◆ Problem ◆
Each line of the data must be set down again without a single difference.

◆ Information given ◆
________________________

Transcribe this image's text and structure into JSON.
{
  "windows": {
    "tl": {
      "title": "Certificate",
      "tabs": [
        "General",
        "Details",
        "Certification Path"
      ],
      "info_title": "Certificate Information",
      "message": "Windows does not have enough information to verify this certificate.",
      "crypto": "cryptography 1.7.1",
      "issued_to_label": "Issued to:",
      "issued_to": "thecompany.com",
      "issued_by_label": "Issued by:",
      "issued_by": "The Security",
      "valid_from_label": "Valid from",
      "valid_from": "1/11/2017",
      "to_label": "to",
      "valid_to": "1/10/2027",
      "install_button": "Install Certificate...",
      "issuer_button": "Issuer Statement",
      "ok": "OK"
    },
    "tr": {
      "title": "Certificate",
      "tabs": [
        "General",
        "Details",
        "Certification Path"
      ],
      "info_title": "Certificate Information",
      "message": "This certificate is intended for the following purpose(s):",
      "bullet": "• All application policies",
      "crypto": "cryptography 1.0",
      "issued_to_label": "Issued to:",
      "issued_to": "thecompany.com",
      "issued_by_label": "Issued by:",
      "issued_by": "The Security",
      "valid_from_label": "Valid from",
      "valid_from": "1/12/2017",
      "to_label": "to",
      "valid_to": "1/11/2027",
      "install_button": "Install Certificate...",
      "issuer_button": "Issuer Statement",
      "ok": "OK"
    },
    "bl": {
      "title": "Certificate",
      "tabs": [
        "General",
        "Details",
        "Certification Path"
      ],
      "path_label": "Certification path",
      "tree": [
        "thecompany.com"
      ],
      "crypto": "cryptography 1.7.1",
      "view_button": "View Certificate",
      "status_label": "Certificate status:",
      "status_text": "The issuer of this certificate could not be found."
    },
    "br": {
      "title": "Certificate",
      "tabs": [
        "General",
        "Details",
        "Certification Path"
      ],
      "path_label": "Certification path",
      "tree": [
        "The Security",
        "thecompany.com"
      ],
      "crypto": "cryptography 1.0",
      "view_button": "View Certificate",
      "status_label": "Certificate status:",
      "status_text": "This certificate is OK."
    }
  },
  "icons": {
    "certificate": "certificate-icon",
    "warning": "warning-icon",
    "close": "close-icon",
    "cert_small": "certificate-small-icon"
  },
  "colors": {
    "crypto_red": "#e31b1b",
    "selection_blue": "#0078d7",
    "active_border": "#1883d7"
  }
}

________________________

◆ Answer box ◆
Transcribe this image's text and structure into JSON.
{
  "windows": {
    "tl": {
      "title": "Certificate",
      "tabs": [
        "General",
        "Details",
        "Certification Path"
      ],
      "info_title": "Certificate Information",
      "message": "Windows does not have enough information to verify this certificate.",
      "crypto": "cryptography 1.7.1",
      "issued_to_label": "Issued to:",
      "issued_to": "thecompany.com",
      "issued_by_label": "Issued by:",
      "issued_by": "The Security",
      "valid_from_label": "Valid from",
      "valid_from": "1/11/2017",
      "to_label": "to",
      "valid_to": "1/10/2027",
      "install_button": "Install Certificate...",
      "issuer_button": "Issuer Statement",
      "ok": "OK"
    },
    "tr": {
      "title": "Certificate",
      "tabs": [
        "General",
        "Details",
        "Certification Path"
      ],
      "info_title": "Certificate Information",
      "message": "This certificate is intended for the following purpose(s):",
      "bullet": "• All application policies",
      "crypto": "cryptography 1.0",
      "issued_to_label": "Issued to:",
      "issued_to": "thecompany.com",
      "issued_by_label": "Issued by:",
      "issued_by": "The Security",
      "valid_from_label": "Valid from",
      "valid_from": "1/12/2017",
      "to_label": "to",
      "valid_to": "1/11/2027",
      "install_button": "Install Certificate...",
      "issuer_button": "Issuer Statement",
      "ok": "OK"
    },
    "bl": {
      "title": "Certificate",
      "tabs": [
        "General",
        "Details",
        "Certification Path"
      ],
      "path_label": "Certification path",
      "tree": [
        "thecompany.com"
      ],
      "crypto": "cryptography 1.7.1",
      "view_button": "View Certificate",
      "status_label": "Certificate status:",
      "status_text": "The issuer of this certificate could not be found."
    },
    "br": {
      "title": "Certificate",
      "tabs": [
        "General",
        "Details",
        "Certification Path"
      ],
      "path_label": "Certification path",
      "tree": [
        "The Security",
        "thecompany.com"
      ],
      "crypto": "cryptography 1.0",
      "view_button": "View Certificate",
      "status_label": "Certificate status:",
      "status_text": "This certificate is OK."
    }
  },
  "icons": {
    "certificate": "certificate-icon",
    "warning": "warning-icon",
    "close": "close-icon",
    "cert_small": "certificate-small-icon"
  },
  "colors": {
    "crypto_red": "#e31b1b",
    "selection_blue": "#0078d7",
    "active_border": "#1883d7"
  }
}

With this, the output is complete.